Prepared for delivery by
Executive Director, Mental Illness Policy Org
for a briefing by
Energy and Commerce Oversight and Investigations Subcommittee Majority Staff
Subcommittee’s Investigation of Federal Programs Addressing Severe Mental Illness
Thursday May 29, 2014
My name is DJ Jaffe and in early 1980s my wife and I become guardian for my sister-in-law who has perhaps the most serious mental illness: schizophrenia. Trying to get care for her led me to see how horrible the mental health system is and led to 30 years of pro-bono service to organizations trying to improve carel .
Our position is consistent with the majority report. It differs from some in the SAMHSA funded mental health industry. The reason is, we are not mental health advocates or advocates for the highest functioning. We are advocates for the most seriously mentally ill, the ones most likely to become headlines. Not all mental illness is serious. Twenty percent of adults over 18 have a diagnosable mental illness. But only 4% have a serious mental illness including the 1.1% with schizophrenia and the 2.2% with severe bipolar disorder.
We have to stop ignoring these most seriously ill. Until the early 1960s virtually all mental health expenditures were spent on the most seriously ill in state psychiatric hospitals. Today federal dollars are instead spent improving the mental health of all citizens including people without any mental illness. As a result, 164,000 are homeless and over 300,000 incarcerated , . A disproportionate number are people of color. , Parents who beg for treatment for adult children known to have serious mental illness can not get it. Meanwhile the system funds everything else.
We know how to help the most seriously ill. We have to prioritize federal spending. Send the seriously ill to the head of the line rather than jails shelters prisons and morgues. Replace mission creep with mission control. Reform HIPAA so parents can get the information about seriously mentally ill loved ones they need to help them. Create more hospital beds for the few who can not survive safely in the community, require SAMHSA to focus on serious mental illness and PAIMI to stop working to prevent that .
We have to recognize that some seriously mentally ill are so sick, they don’t know they are sick and therefore will not accept treatment that is offered to them. It’s called anosognosia . Perhaps most importantly, we need to expand the use of Assisted Outpatient Treatment. AOT is only used after voluntary treatment has failed.
AOT has been extensively studied and proven to work on the hardest to treat. It is only for a tiny subset who have accumulated multiple episodes of homelessness, hospitalization, arrest, incarceration or violence associated with going off treatment. After full due process including the right to an attorney, it allows judges to order them into six months of mandated and monitored community treatment. AOT reduces serious violence 66%. It reduced homelessness, arrest, hospitalization, and incarceration over 74% each . Neither peer support nor Trauma informed care have been proven to do that.

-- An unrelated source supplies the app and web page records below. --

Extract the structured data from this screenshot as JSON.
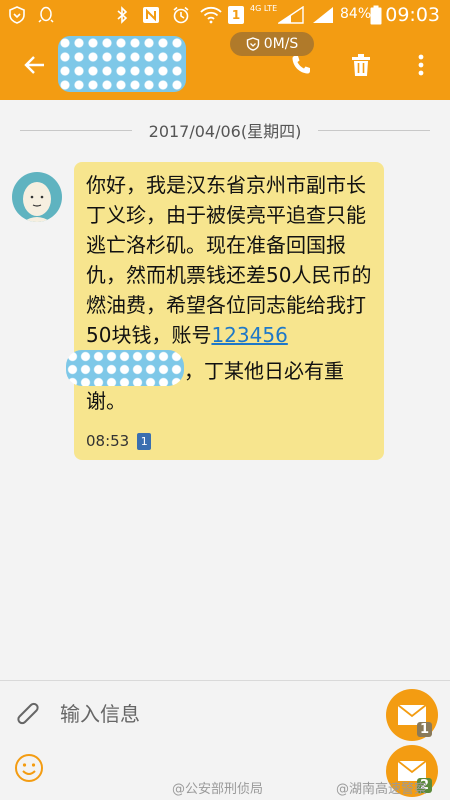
{
  "status_bar": {
    "network_label": "4G LTE",
    "battery_percent": "84%",
    "time": "09:03",
    "sim_badge": "1"
  },
  "app_bar": {
    "speed": "0M/S",
    "contact_name": ""
  },
  "conversation": {
    "date": "2017/04/06(星期四)",
    "message": {
      "text_before": "你好，我是汉东省京州市副市长丁义珍，由于被侯亮平追查只能逃亡洛杉矶。现在准备回国报仇，然而机票钱还差50人民币的燃油费，希望各位同志能给我打50块钱，账号",
      "account_visible": "123456",
      "text_after": "，丁某他日必有重谢。",
      "time": "08:53",
      "sim": "1"
    }
  },
  "composer": {
    "placeholder": "输入信息",
    "send_sim1": "1",
    "send_sim2": "2"
  },
  "watermarks": [
    "@公安部刑侦局",
    "@湖南高速警察"
  ],
  "colors": {
    "accent": "#f39c12",
    "bubble": "#f7e58e",
    "link": "#1e78c8"
  }
}
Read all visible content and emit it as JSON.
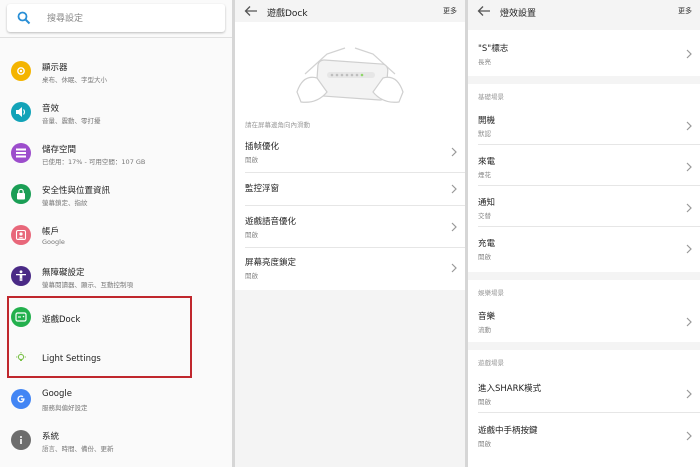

Consistent with the spirit of Olmstead AOT prevents the use of restrictive and inhumane inpatient commitment and incarceration. It saves taxpayers 50% of the cost of care.
It is perhaps the most humane thing we can do. It provides an off-ramp before incarceration…a fence by the edge of a cliff, rather than an ambulance at the bottom.
The committee heard from police chiefs, sheriffs, judges, homeless advocates, parents and children of the most seriously ill in support of AOT. The only opposition comes from vocal SAMHSA funded groups who raise objections not based on the facts. AOT does not take away everyone’s rights; allow force treatment or drive people from care. 80% of those enrolled said AOT helped them get well and stay well. It does not cause stigma. Those who received AOT felt less stigma than those who didn’t.
We have to stop ignoring the seriously ill. Police Chief Biasotti said it best when he told the committee :
“We have two mental health systems today, serving two mutually exclusive populations: Community programs serve those who seek and accept treatment. Those who refuse, or are too sick to seek treatment voluntarily, become a law enforcement responsibility. …(M)ental health officials seem unwilling to recognize or take responsibility for this second more symptomatic group. Ignoring them puts patients, the public and police at risk”
I thank the committee and Representative Murphy who introduced the Helping Families in Mental Health Crisis Act and especially my fellow Democrats who supported this bill. We Dems have too often and for too long been unwilling to admit unpleasant truths like not everyone recovers, sometimes hospitals are needed; and left untreated a small subset of the most seriously ill do become violent.
Pass HR 3717 so we can start moving from a system that requires tragedy, to one that prevents it.
I’ve attached to my statement a comparison of HR 3717 with HR 4574 and other fact sheets
Comparison of provisions related to serious mental illness in adults in the Helping Families in Mental Health Crisis Act (HR 3717) and in the Strengthening Mental Illness in our Communities Act (HR 4574)